**TASK REQUIREMENTS**
The result should be the listing below restated word for word, with images left out.

**STUDY MATERIAL**
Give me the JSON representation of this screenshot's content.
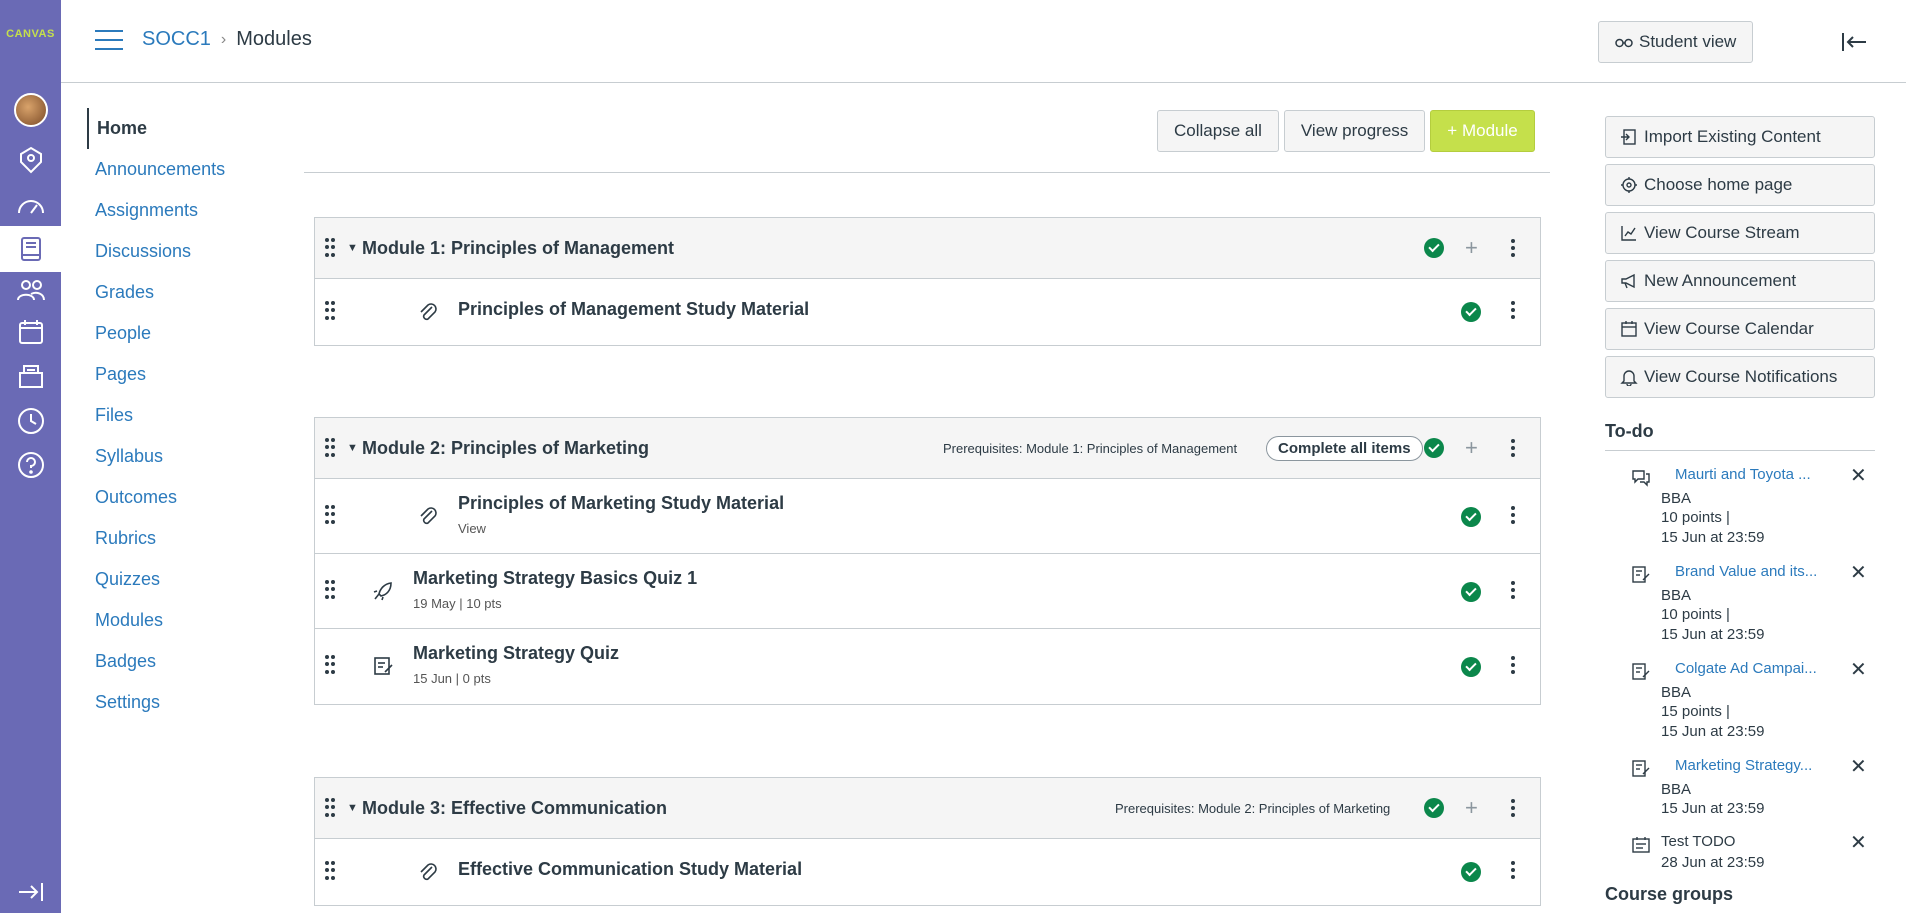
{
  "global_nav": {
    "logo": "CANVAS",
    "items": [
      {
        "icon": "account-avatar-icon"
      },
      {
        "icon": "admin-icon"
      },
      {
        "icon": "dashboard-icon"
      },
      {
        "icon": "courses-icon",
        "active": true
      },
      {
        "icon": "groups-icon"
      },
      {
        "icon": "calendar-icon"
      },
      {
        "icon": "inbox-icon"
      },
      {
        "icon": "history-icon"
      },
      {
        "icon": "help-icon"
      }
    ]
  },
  "breadcrumb": {
    "course": "SOCC1",
    "separator": "›",
    "page": "Modules"
  },
  "header": {
    "student_view": "Student view"
  },
  "course_nav": [
    "Home",
    "Announcements",
    "Assignments",
    "Discussions",
    "Grades",
    "People",
    "Pages",
    "Files",
    "Syllabus",
    "Outcomes",
    "Rubrics",
    "Quizzes",
    "Modules",
    "Badges",
    "Settings"
  ],
  "toolbar": {
    "collapse_all": "Collapse all",
    "view_progress": "View progress",
    "add_module": "+ Module"
  },
  "modules": [
    {
      "title": "Module 1: Principles of Management",
      "prerequisites": "",
      "requirement": "",
      "items": [
        {
          "title": "Principles of Management Study Material",
          "sub": "",
          "icon": "attachment-icon"
        }
      ]
    },
    {
      "title": "Module 2: Principles of Marketing",
      "prerequisites": "Prerequisites: Module 1: Principles of Management",
      "requirement": "Complete all items",
      "items": [
        {
          "title": "Principles of Marketing Study Material",
          "sub": "View",
          "icon": "attachment-icon"
        },
        {
          "title": "Marketing Strategy Basics Quiz 1",
          "sub": "19 May  |  10 pts",
          "icon": "rocket-quiz-icon"
        },
        {
          "title": "Marketing Strategy Quiz",
          "sub": "15 Jun  |  0 pts",
          "icon": "quiz-icon"
        }
      ]
    },
    {
      "title": "Module 3: Effective Communication",
      "prerequisites": "Prerequisites: Module 2: Principles of Marketing",
      "requirement": "",
      "items": [
        {
          "title": "Effective Communication Study Material",
          "sub": "",
          "icon": "attachment-icon"
        }
      ]
    }
  ],
  "sidebar": {
    "buttons": [
      "Import Existing Content",
      "Choose home page",
      "View Course Stream",
      "New Announcement",
      "View Course Calendar",
      "View Course Notifications"
    ],
    "todo_heading": "To-do",
    "todos": [
      {
        "title": "Maurti and Toyota ...",
        "course": "BBA",
        "points": "10 points  |",
        "due": "15 Jun at 23:59",
        "icon": "discussion-icon"
      },
      {
        "title": "Brand Value and its...",
        "course": "BBA",
        "points": "10 points  |",
        "due": "15 Jun at 23:59",
        "icon": "assignment-icon"
      },
      {
        "title": "Colgate Ad Campai...",
        "course": "BBA",
        "points": "15 points  |",
        "due": "15 Jun at 23:59",
        "icon": "assignment-icon"
      },
      {
        "title": "Marketing Strategy...",
        "course": "BBA",
        "points": "",
        "due": "15 Jun at 23:59",
        "icon": "assignment-icon"
      },
      {
        "title": "Test TODO",
        "course": "",
        "points": "",
        "due": "28 Jun at 23:59",
        "icon": "todo-icon"
      }
    ],
    "course_groups": "Course groups"
  }
}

**RESPONSE TO THIS EXERCISE**
Give me the JSON representation of this screenshot's content.
{
  "global_nav": {
    "logo": "CANVAS",
    "items": [
      {
        "icon": "account-avatar-icon"
      },
      {
        "icon": "admin-icon"
      },
      {
        "icon": "dashboard-icon"
      },
      {
        "icon": "courses-icon",
        "active": true
      },
      {
        "icon": "groups-icon"
      },
      {
        "icon": "calendar-icon"
      },
      {
        "icon": "inbox-icon"
      },
      {
        "icon": "history-icon"
      },
      {
        "icon": "help-icon"
      }
    ]
  },
  "breadcrumb": {
    "course": "SOCC1",
    "separator": "›",
    "page": "Modules"
  },
  "header": {
    "student_view": "Student view"
  },
  "course_nav": [
    "Home",
    "Announcements",
    "Assignments",
    "Discussions",
    "Grades",
    "People",
    "Pages",
    "Files",
    "Syllabus",
    "Outcomes",
    "Rubrics",
    "Quizzes",
    "Modules",
    "Badges",
    "Settings"
  ],
  "toolbar": {
    "collapse_all": "Collapse all",
    "view_progress": "View progress",
    "add_module": "+ Module"
  },
  "modules": [
    {
      "title": "Module 1: Principles of Management",
      "prerequisites": "",
      "requirement": "",
      "items": [
        {
          "title": "Principles of Management Study Material",
          "sub": "",
          "icon": "attachment-icon"
        }
      ]
    },
    {
      "title": "Module 2: Principles of Marketing",
      "prerequisites": "Prerequisites: Module 1: Principles of Management",
      "requirement": "Complete all items",
      "items": [
        {
          "title": "Principles of Marketing Study Material",
          "sub": "View",
          "icon": "attachment-icon"
        },
        {
          "title": "Marketing Strategy Basics Quiz 1",
          "sub": "19 May  |  10 pts",
          "icon": "rocket-quiz-icon"
        },
        {
          "title": "Marketing Strategy Quiz",
          "sub": "15 Jun  |  0 pts",
          "icon": "quiz-icon"
        }
      ]
    },
    {
      "title": "Module 3: Effective Communication",
      "prerequisites": "Prerequisites: Module 2: Principles of Marketing",
      "requirement": "",
      "items": [
        {
          "title": "Effective Communication Study Material",
          "sub": "",
          "icon": "attachment-icon"
        }
      ]
    }
  ],
  "sidebar": {
    "buttons": [
      "Import Existing Content",
      "Choose home page",
      "View Course Stream",
      "New Announcement",
      "View Course Calendar",
      "View Course Notifications"
    ],
    "todo_heading": "To-do",
    "todos": [
      {
        "title": "Maurti and Toyota ...",
        "course": "BBA",
        "points": "10 points  |",
        "due": "15 Jun at 23:59",
        "icon": "discussion-icon"
      },
      {
        "title": "Brand Value and its...",
        "course": "BBA",
        "points": "10 points  |",
        "due": "15 Jun at 23:59",
        "icon": "assignment-icon"
      },
      {
        "title": "Colgate Ad Campai...",
        "course": "BBA",
        "points": "15 points  |",
        "due": "15 Jun at 23:59",
        "icon": "assignment-icon"
      },
      {
        "title": "Marketing Strategy...",
        "course": "BBA",
        "points": "",
        "due": "15 Jun at 23:59",
        "icon": "assignment-icon"
      },
      {
        "title": "Test TODO",
        "course": "",
        "points": "",
        "due": "28 Jun at 23:59",
        "icon": "todo-icon"
      }
    ],
    "course_groups": "Course groups"
  }
}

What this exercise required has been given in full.